Another reason for lack of action on speculation is that the real estate lobby has been spinning the numbers. In May 2009, Andy Yan of Bing Thom Architects published a study estimating the percentage of “empty condos” (identified by low hydro usage) at 5-8%. Real Estate interests who were against the “empty condo tax” suggested that Yan’s work disproved the empty condo “theory.” But even this “low” estimate suggests that the condo vacancy rate is 250-400% that of the 2010 rental vacancy rate. With 80 thousand condos in Vancouver, there are about 5000 empty condos, many of these downtown.

The City’s Housing Centre Director Cameron Grey estimates that, in total, there are about 20,000 empty housing units in Vancouver (including all condos, houses, duplexes, etc). For comparison, that number is roughly equivalent to the total number of social housing units in the city (21,500, according to City numbers).
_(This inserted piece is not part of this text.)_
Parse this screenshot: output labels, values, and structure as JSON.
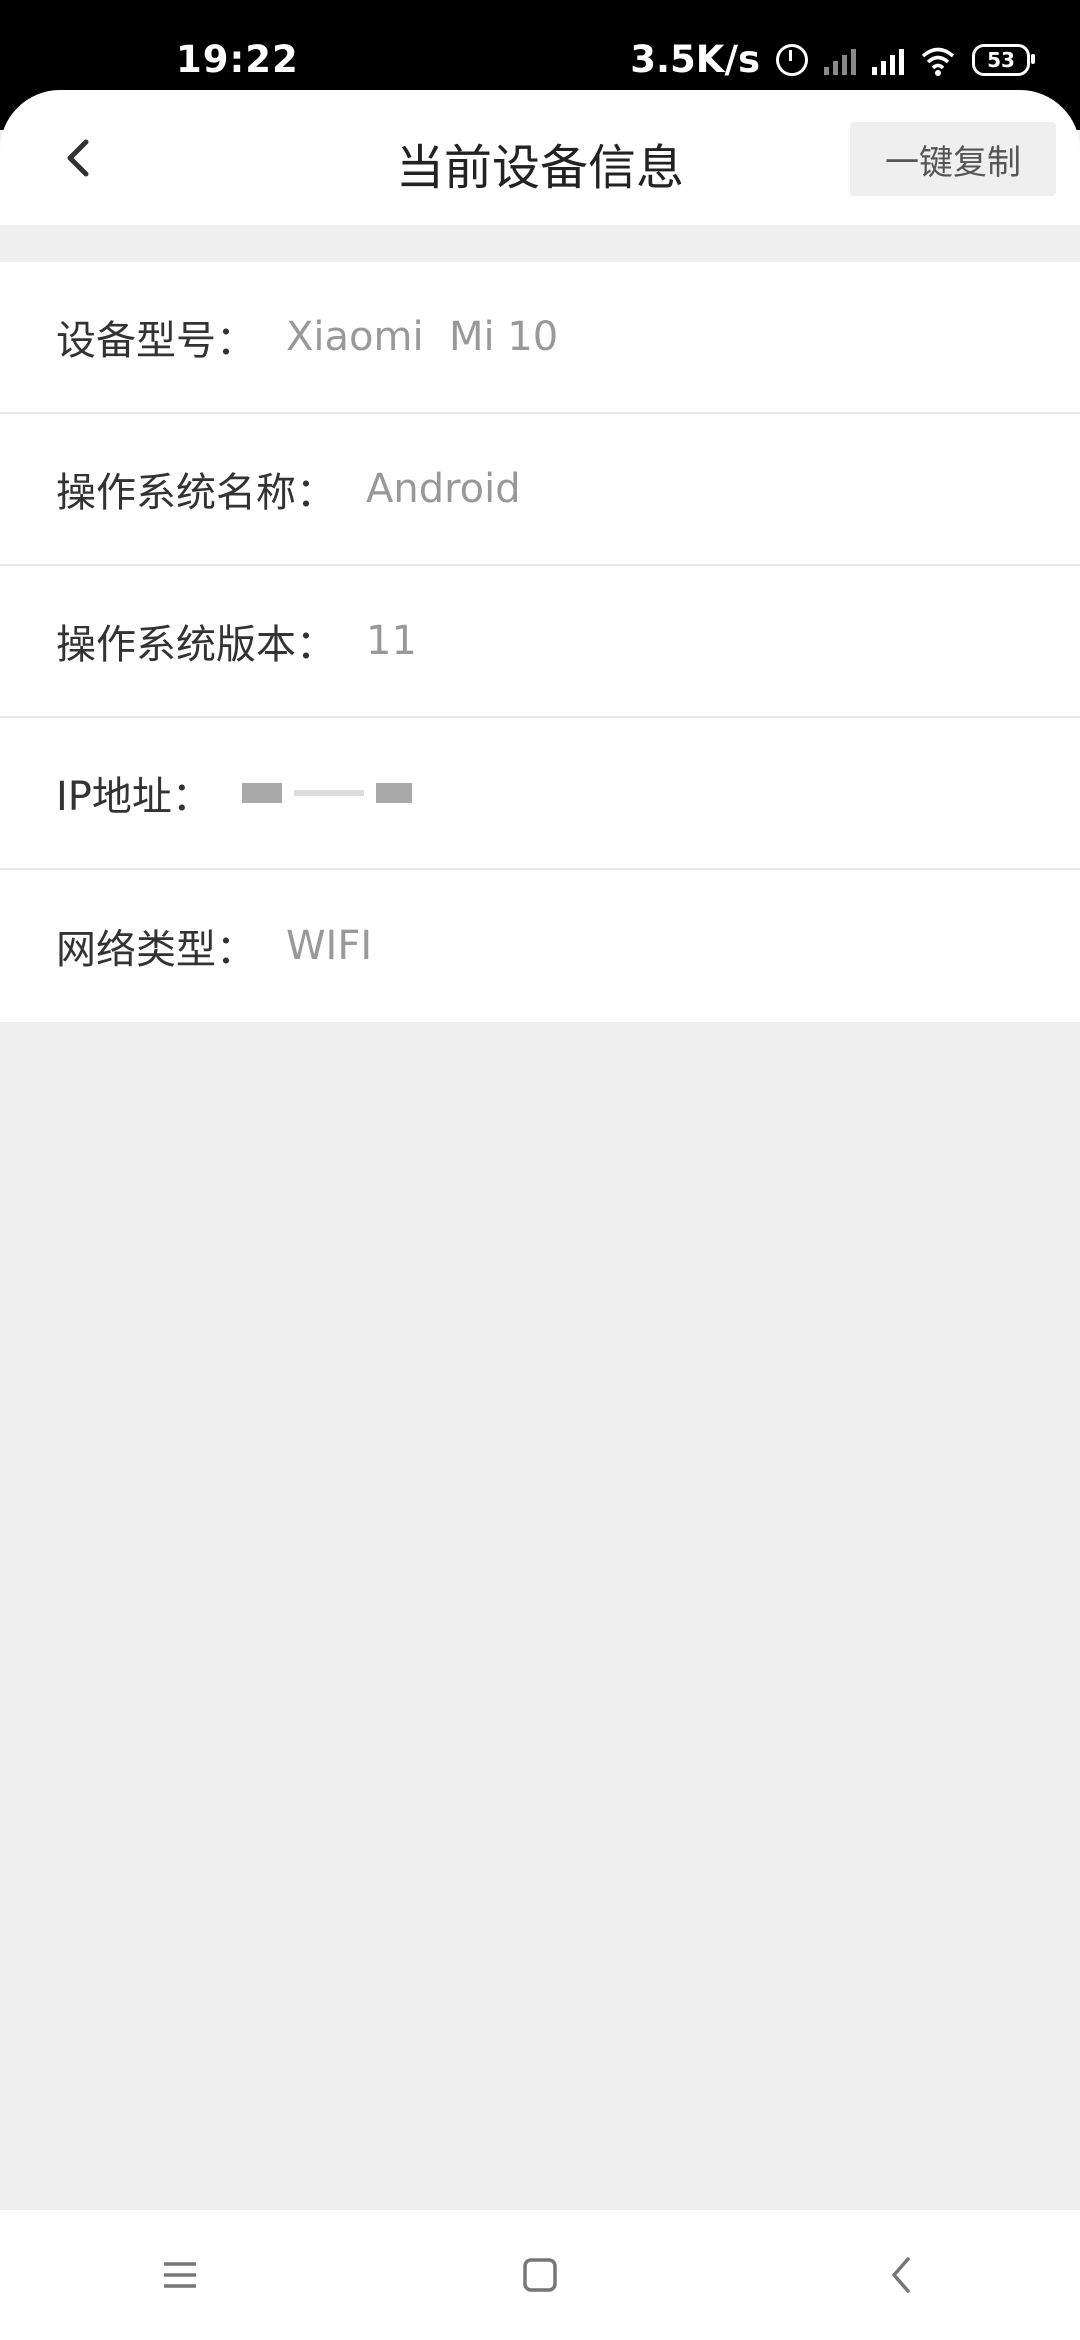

Andy Yan told The Mainlander that the ’empty condo’ phenomenon is only one driver of Vancouver’s spiraling housing prices. “The point of our story is that even if you make 5,000-10,000 available through an ’empty condo’ tax, it might not make a big difference. Other behaviours of property owners, such as ‘flipping’, might be also contributing to skyrocketing housing prices.” He suggested that while an ’empty condo’ tax might be difficult to enforce, regulations on speculation such as property transfer fees are relatively simple to implement. Yan also emphasized that Vancouver is in desperate need of affordable rental, while empty condos rented-out at market price would not fill this need.

Whereas the real estate lobby saw Yan’s study as a vindication of unregulated speculation, on the contrary we at The Mainlander propose an inverse take-home-message: that a multi-pronged approach will be required to regulate the market. Penalizing owners of empty condos is not a silver bullet for the speculation spiral driving up housing prices in the Lower Mainland. But it is a start.